[Element data from apps and pages]

---*---

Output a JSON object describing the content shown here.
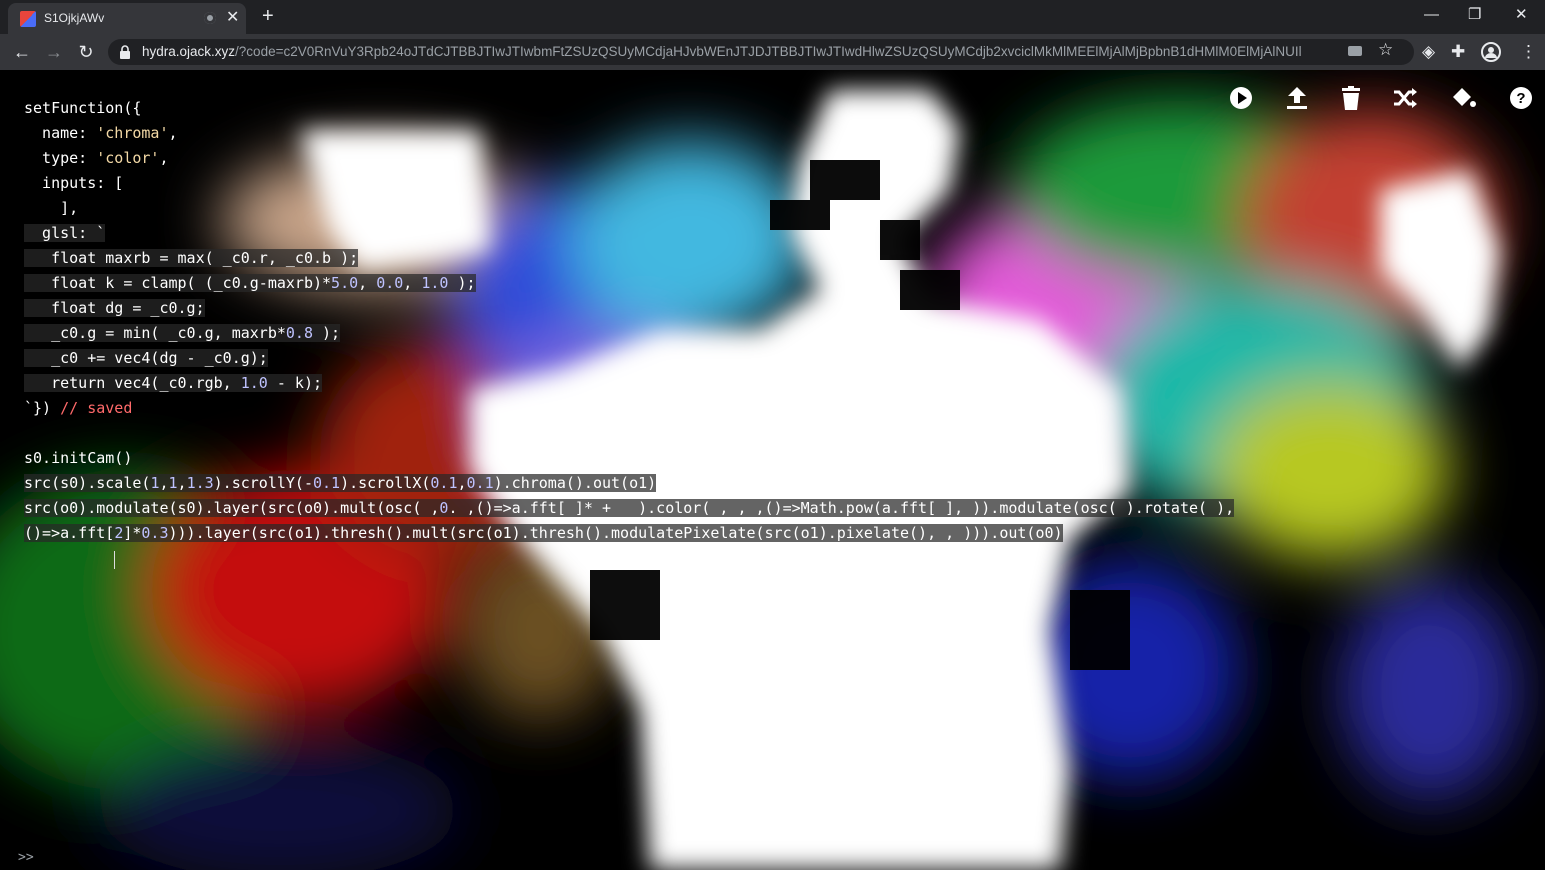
{
  "browser": {
    "tab_title": "S1OjkjAWv",
    "tab_close": "✕",
    "new_tab": "+",
    "url_host": "hydra.ojack.xyz",
    "url_rest": "/?code=c2V0RnVuY3Rpb24oJTdCJTBBJTIwJTIwbmFtZSUzQSUyMCdjaHJvbWEnJTJDJTBBJTIwJTIwdHlwZSUzQSUyMCdjb2xvciclMkMlMEElMjAlMjBpbnB1dHMlM0ElMjAlNUIlMEEl...",
    "window_controls": [
      "—",
      "❐",
      "✕"
    ]
  },
  "toolbar": {
    "icons": [
      "play-icon",
      "upload-icon",
      "trash-icon",
      "shuffle-icon",
      "paint-bucket-icon",
      "help-icon"
    ]
  },
  "editor": {
    "lines": [
      {
        "text": "setFunction({",
        "hl": false
      },
      {
        "text": "  name: 'chroma',",
        "hl": false
      },
      {
        "text": "  type: 'color',",
        "hl": false
      },
      {
        "text": "  inputs: [",
        "hl": false
      },
      {
        "text": "    ],",
        "hl": false
      },
      {
        "text": "  glsl: `",
        "hl": true
      },
      {
        "text": "   float maxrb = max( _c0.r, _c0.b );",
        "hl": true
      },
      {
        "text": "   float k = clamp( (_c0.g-maxrb)*5.0, 0.0, 1.0 );",
        "hl": true
      },
      {
        "text": "   float dg = _c0.g;",
        "hl": true
      },
      {
        "text": "   _c0.g = min( _c0.g, maxrb*0.8 );",
        "hl": true
      },
      {
        "text": "   _c0 += vec4(dg - _c0.g);",
        "hl": true
      },
      {
        "text": "   return vec4(_c0.rgb, 1.0 - k);",
        "hl": true
      },
      {
        "text": "`}) // saved",
        "hl": false
      },
      {
        "text": "",
        "hl": false
      },
      {
        "text": "s0.initCam()",
        "hl": false
      },
      {
        "text": "src(s0).scale(1,1,1.3).scrollY(-0.1).scrollX(0.1,0.1).chroma().out(o1)",
        "hl": true
      },
      {
        "text": "src(o0).modulate(s0).layer(src(o0).mult(osc( ,0. ,()=>a.fft[ ]* +   ).color( , , ,()=>Math.pow(a.fft[ ], )).modulate(osc( ).rotate( ),",
        "hl": true
      },
      {
        "text": "()=>a.fft[2]*0.3))).layer(src(o1).thresh().mult(src(o1).thresh().modulatePixelate(src(o1).pixelate(), , ))).out(o0)",
        "hl": true
      }
    ],
    "prompt": ">>"
  }
}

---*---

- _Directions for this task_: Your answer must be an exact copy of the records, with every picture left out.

- _Response area_:
Output a JSON object describing the content shown here.
{
  "browser": {
    "tab_title": "S1OjkjAWv",
    "tab_close": "✕",
    "new_tab": "+",
    "url_host": "hydra.ojack.xyz",
    "url_rest": "/?code=c2V0RnVuY3Rpb24oJTdCJTBBJTIwJTIwbmFtZSUzQSUyMCdjaHJvbWEnJTJDJTBBJTIwJTIwdHlwZSUzQSUyMCdjb2xvciclMkMlMEElMjAlMjBpbnB1dHMlM0ElMjAlNUIlMEEl...",
    "window_controls": [
      "—",
      "❐",
      "✕"
    ]
  },
  "toolbar": {
    "icons": [
      "play-icon",
      "upload-icon",
      "trash-icon",
      "shuffle-icon",
      "paint-bucket-icon",
      "help-icon"
    ]
  },
  "editor": {
    "lines": [
      {
        "text": "setFunction({",
        "hl": false
      },
      {
        "text": "  name: 'chroma',",
        "hl": false
      },
      {
        "text": "  type: 'color',",
        "hl": false
      },
      {
        "text": "  inputs: [",
        "hl": false
      },
      {
        "text": "    ],",
        "hl": false
      },
      {
        "text": "  glsl: `",
        "hl": true
      },
      {
        "text": "   float maxrb = max( _c0.r, _c0.b );",
        "hl": true
      },
      {
        "text": "   float k = clamp( (_c0.g-maxrb)*5.0, 0.0, 1.0 );",
        "hl": true
      },
      {
        "text": "   float dg = _c0.g;",
        "hl": true
      },
      {
        "text": "   _c0.g = min( _c0.g, maxrb*0.8 );",
        "hl": true
      },
      {
        "text": "   _c0 += vec4(dg - _c0.g);",
        "hl": true
      },
      {
        "text": "   return vec4(_c0.rgb, 1.0 - k);",
        "hl": true
      },
      {
        "text": "`}) // saved",
        "hl": false
      },
      {
        "text": "",
        "hl": false
      },
      {
        "text": "s0.initCam()",
        "hl": false
      },
      {
        "text": "src(s0).scale(1,1,1.3).scrollY(-0.1).scrollX(0.1,0.1).chroma().out(o1)",
        "hl": true
      },
      {
        "text": "src(o0).modulate(s0).layer(src(o0).mult(osc( ,0. ,()=>a.fft[ ]* +   ).color( , , ,()=>Math.pow(a.fft[ ], )).modulate(osc( ).rotate( ),",
        "hl": true
      },
      {
        "text": "()=>a.fft[2]*0.3))).layer(src(o1).thresh().mult(src(o1).thresh().modulatePixelate(src(o1).pixelate(), , ))).out(o0)",
        "hl": true
      }
    ],
    "prompt": ">>"
  }
}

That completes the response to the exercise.